Lifestyle & Wellbeing
Brought to you by: Monaco Life
The government has revealed that Monegasque schools are conducting regular medical screenings of students with the aim of detecting certain disorders early enough to help make a difference.
The examinations, carried out by the Department of Health Action (DACA), have been found to be an effective way of identifying, and therefore managing, problems or disorders in school children.
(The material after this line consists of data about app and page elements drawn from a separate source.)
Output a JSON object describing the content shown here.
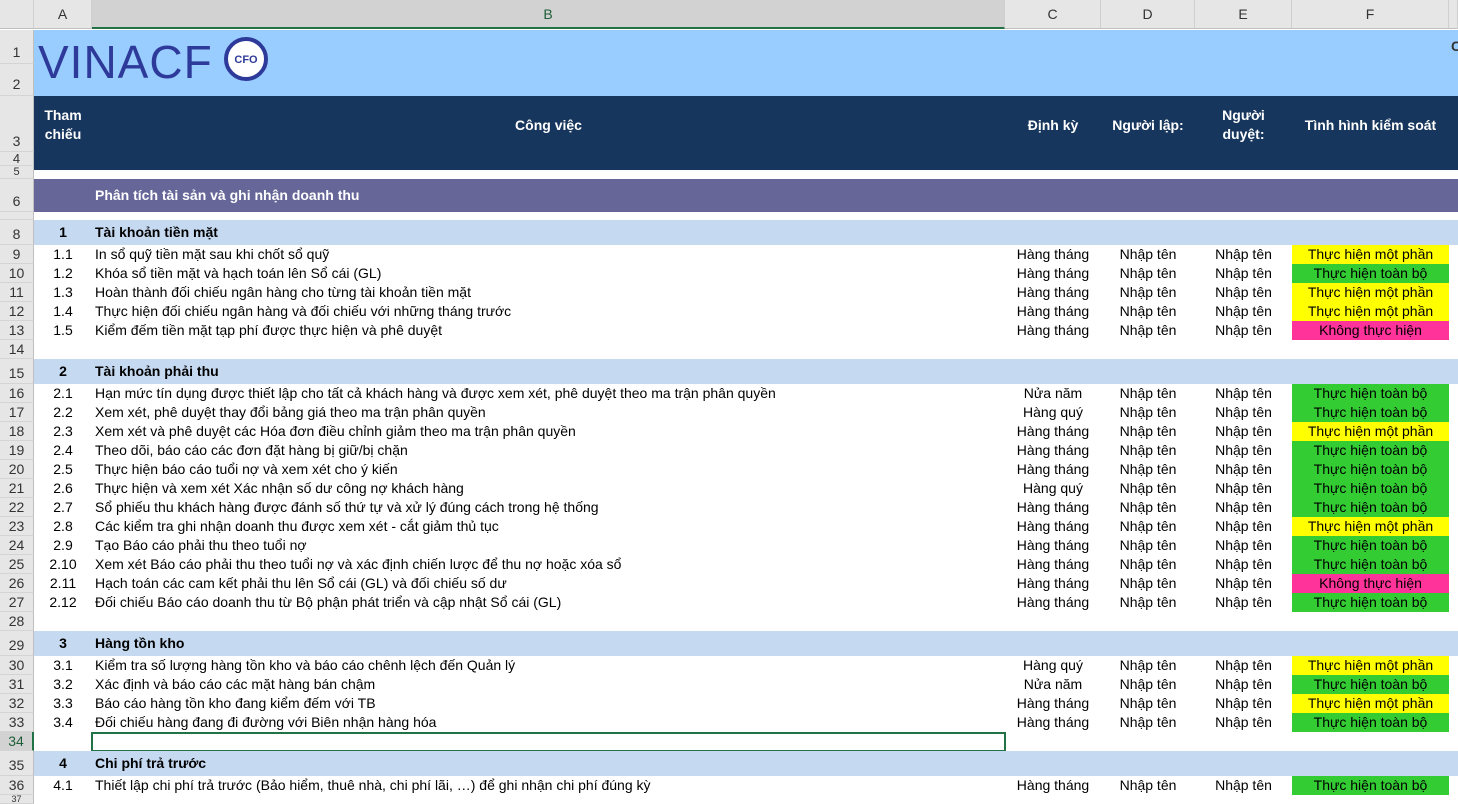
{
  "columns": [
    "A",
    "B",
    "C",
    "D",
    "E",
    "F"
  ],
  "logo": {
    "text": "VINACF",
    "badge": "CFO",
    "partial_right": "C"
  },
  "header": {
    "col_a": [
      "Tham",
      "chiếu"
    ],
    "col_b": "Công việc",
    "col_c": "Định kỳ",
    "col_d": "Người lập:",
    "col_e": [
      "Người",
      "duyệt:"
    ],
    "col_f": "Tình hình kiểm soát"
  },
  "section_title": "Phân tích tài sản và ghi nhận doanh thu",
  "cat1": {
    "num": "1",
    "title": "Tài khoản tiền mặt"
  },
  "cat2": {
    "num": "2",
    "title": "Tài khoản phải thu"
  },
  "cat3": {
    "num": "3",
    "title": "Hàng tồn kho"
  },
  "cat4": {
    "num": "4",
    "title": "Chi phí trả trước"
  },
  "r9": {
    "ref": "1.1",
    "task": "In sổ quỹ tiền mặt sau khi chốt sổ quỹ",
    "period": "Hàng tháng",
    "maker": "Nhập tên",
    "approver": "Nhập tên",
    "status": "Thực hiện một phần",
    "status_color": "#ffff00"
  },
  "r10": {
    "ref": "1.2",
    "task": "Khóa sổ tiền mặt và hạch toán lên Sổ cái (GL)",
    "period": "Hàng tháng",
    "maker": "Nhập tên",
    "approver": "Nhập tên",
    "status": "Thực hiện toàn bộ",
    "status_color": "#33cc33"
  },
  "r11": {
    "ref": "1.3",
    "task": "Hoàn thành đối chiếu ngân hàng cho từng tài khoản tiền mặt",
    "period": "Hàng tháng",
    "maker": "Nhập tên",
    "approver": "Nhập tên",
    "status": "Thực hiện một phần",
    "status_color": "#ffff00"
  },
  "r12": {
    "ref": "1.4",
    "task": "Thực hiện đối chiếu ngân hàng và đối chiếu với những tháng trước",
    "period": "Hàng tháng",
    "maker": "Nhập tên",
    "approver": "Nhập tên",
    "status": "Thực hiện một phần",
    "status_color": "#ffff00"
  },
  "r13": {
    "ref": "1.5",
    "task": "Kiểm đếm tiền mặt tạp phí được thực hiện và phê duyệt",
    "period": "Hàng tháng",
    "maker": "Nhập tên",
    "approver": "Nhập tên",
    "status": "Không thực hiện",
    "status_color": "#ff3399"
  },
  "r16": {
    "ref": "2.1",
    "task": "Hạn mức tín dụng được thiết lập cho tất cả khách hàng và được xem xét, phê duyệt theo ma trận phân quyền",
    "period": "Nửa năm",
    "maker": "Nhập tên",
    "approver": "Nhập tên",
    "status": "Thực hiện toàn bộ",
    "status_color": "#33cc33"
  },
  "r17": {
    "ref": "2.2",
    "task": "Xem xét, phê duyệt thay đổi bảng giá theo ma trận phân quyền",
    "period": "Hàng quý",
    "maker": "Nhập tên",
    "approver": "Nhập tên",
    "status": "Thực hiện toàn bộ",
    "status_color": "#33cc33"
  },
  "r18": {
    "ref": "2.3",
    "task": "Xem xét và phê duyệt các Hóa đơn điều chỉnh giảm theo ma trận phân quyền",
    "period": "Hàng tháng",
    "maker": "Nhập tên",
    "approver": "Nhập tên",
    "status": "Thực hiện một phần",
    "status_color": "#ffff00"
  },
  "r19": {
    "ref": "2.4",
    "task": "Theo dõi, báo cáo các đơn đặt hàng bị giữ/bị chặn",
    "period": "Hàng tháng",
    "maker": "Nhập tên",
    "approver": "Nhập tên",
    "status": "Thực hiện toàn bộ",
    "status_color": "#33cc33"
  },
  "r20": {
    "ref": "2.5",
    "task": "Thực hiện báo cáo tuổi nợ và xem xét cho ý kiến",
    "period": "Hàng tháng",
    "maker": "Nhập tên",
    "approver": "Nhập tên",
    "status": "Thực hiện toàn bộ",
    "status_color": "#33cc33"
  },
  "r21": {
    "ref": "2.6",
    "task": "Thực hiện và xem xét Xác nhận số dư công nợ khách hàng",
    "period": "Hàng quý",
    "maker": "Nhập tên",
    "approver": "Nhập tên",
    "status": "Thực hiện toàn bộ",
    "status_color": "#33cc33"
  },
  "r22": {
    "ref": "2.7",
    "task": "Sổ phiếu thu khách hàng được đánh số thứ tự và xử lý đúng cách trong hệ thống",
    "period": "Hàng tháng",
    "maker": "Nhập tên",
    "approver": "Nhập tên",
    "status": "Thực hiện toàn bộ",
    "status_color": "#33cc33"
  },
  "r23": {
    "ref": "2.8",
    "task": "Các kiểm tra ghi nhận doanh thu được xem xét - cắt giảm thủ tục",
    "period": "Hàng tháng",
    "maker": "Nhập tên",
    "approver": "Nhập tên",
    "status": "Thực hiện một phần",
    "status_color": "#ffff00"
  },
  "r24": {
    "ref": "2.9",
    "task": "Tạo Báo cáo phải thu theo tuổi nợ",
    "period": "Hàng tháng",
    "maker": "Nhập tên",
    "approver": "Nhập tên",
    "status": "Thực hiện toàn bộ",
    "status_color": "#33cc33"
  },
  "r25": {
    "ref": "2.10",
    "task": "Xem xét Báo cáo phải thu theo tuổi nợ và xác định chiến lược để thu nợ hoặc xóa sổ",
    "period": "Hàng tháng",
    "maker": "Nhập tên",
    "approver": "Nhập tên",
    "status": "Thực hiện toàn bộ",
    "status_color": "#33cc33"
  },
  "r26": {
    "ref": "2.11",
    "task": "Hạch toán các cam kết phải thu lên Sổ cái (GL) và đối chiếu số dư",
    "period": "Hàng tháng",
    "maker": "Nhập tên",
    "approver": "Nhập tên",
    "status": "Không thực hiện",
    "status_color": "#ff3399"
  },
  "r27": {
    "ref": "2.12",
    "task": "Đối chiếu Báo cáo doanh thu từ Bộ phận phát triển và cập nhật Sổ cái (GL)",
    "period": "Hàng tháng",
    "maker": "Nhập tên",
    "approver": "Nhập tên",
    "status": "Thực hiện toàn bộ",
    "status_color": "#33cc33"
  },
  "r30": {
    "ref": "3.1",
    "task": "Kiểm tra số lượng hàng tồn kho và báo cáo chênh lệch đến Quản lý",
    "period": "Hàng quý",
    "maker": "Nhập tên",
    "approver": "Nhập tên",
    "status": "Thực hiện một phần",
    "status_color": "#ffff00"
  },
  "r31": {
    "ref": "3.2",
    "task": "Xác định và báo cáo các mặt hàng bán chậm",
    "period": "Nửa năm",
    "maker": "Nhập tên",
    "approver": "Nhập tên",
    "status": "Thực hiện toàn bộ",
    "status_color": "#33cc33"
  },
  "r32": {
    "ref": "3.3",
    "task": "Báo cáo hàng tồn kho đang kiểm đếm với TB",
    "period": "Hàng tháng",
    "maker": "Nhập tên",
    "approver": "Nhập tên",
    "status": "Thực hiện một phần",
    "status_color": "#ffff00"
  },
  "r33": {
    "ref": "3.4",
    "task": "Đối chiếu hàng đang đi đường với Biên nhận hàng hóa",
    "period": "Hàng tháng",
    "maker": "Nhập tên",
    "approver": "Nhập tên",
    "status": "Thực hiện toàn bộ",
    "status_color": "#33cc33"
  },
  "r36": {
    "ref": "4.1",
    "task": "Thiết lập chi phí trả trước (Bảo hiểm, thuê nhà, chi phí lãi, …) để ghi nhận chi phí đúng kỳ",
    "period": "Hàng tháng",
    "maker": "Nhập tên",
    "approver": "Nhập tên",
    "status": "Thực hiện toàn bộ",
    "status_color": "#33cc33"
  }
}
Children are not always able to explain or verbalise problems themselves, nor do they even always know a problem exists in the first place.
These exams are a stopgap for the school system to recognise certain issues in children from kindergarten all the way through secondary, including developmental, learning or medical, and are intended to help children have the most successful school experience possible.
If a problem is found, the Principality’s health promotion policy supports students who have specific physical or mental special needs.
“Early detection is essential, because school is often the first gateway to preventive medicine for the well-being of students,” said Didier Gamerdinger, Minister of Social Affairs and Health.
The routine checks include screenings for sight, hearing, dental and somatic issues, psychological or behavioural disorders, signs of mental distress, growth and development issues, vaccination records, detection of language disorders in kindergarten-aged students, monitoring of students with known disabilities, and the general collection of statistical data with regard the overall health of the school population.
In addition to the regularly scheduled check-ups, DACA provides links between families, teaching staff, school psycho-social workers and doctors, offering exams on request for students who they suspect may need extra care or assistance.
Jeremy Williman, the man behind the retractable barrier system ‘Tensabarrier’, speaks about his new project, the ‘Dragonfly’, a hyperscooter bringing luxury to the future of micro-mobility.
‘Inside Monaco: Playground of the Rich’ has been a ratings hit for BBC Two, attracting more than 4.2 million viewers on Monday night alone – the highest rating series of the week.
Italian shipyard Benetti has delivered its first-ever 100+ metre superyacht, 'Lana', and she could be all yours to charter for a cool €2 million a week.
Be Safe, the drink-driving awareness association initiated by Princess Stephanie’s daughter Camille Gottlieb, has been gifted with a shuttle car by the National Council.
“Exploration yachts are a trend we have seen for the last two years,” says Johan Pizzardini, Communications and Media Manager for the Monaco Yacht Show. “People don’t want to charter the most expensive yacht - they want a yacht with unique experiences.”“This is particularly true for younger customers,” he continues. “If they’re cruising in the Antarctic, they’ll often invite scientists for a research project. It’s not just about sunning yourself in the Bahamas.” Billionaire Ernesto Bertarelli has donated his 96-metre explorer superyacht, Vava II, to be used for several scientific expeditions. It has been loaned to the Zoological Society of London (ZSL) and other research universities from around the world. Mark Duncan, Fraser Yachts Business Development Director, says: “I can think of four or five yachts currently under construction which are being built to an owner’s spec that include research facilities.” One example is the 183-metre Rev Ocean, due to launch in 2020, accommodating a permanent team of up to 60 scientists. It’s being designed to research CO2 emissions’ impact on the oceans, plastic pollution, and unsustainable fishing.
Bannenburg says: “There was a period before the financial crisis when there was an element of market speculation - people were buying shipyard building slots in order to sell them on quickly for profit,” says superyacht designer Dickie Bannenberg. “It only affirmed that a financial crisis was due. No one needs a yacht. It’s by and large the passion that drives them to do it."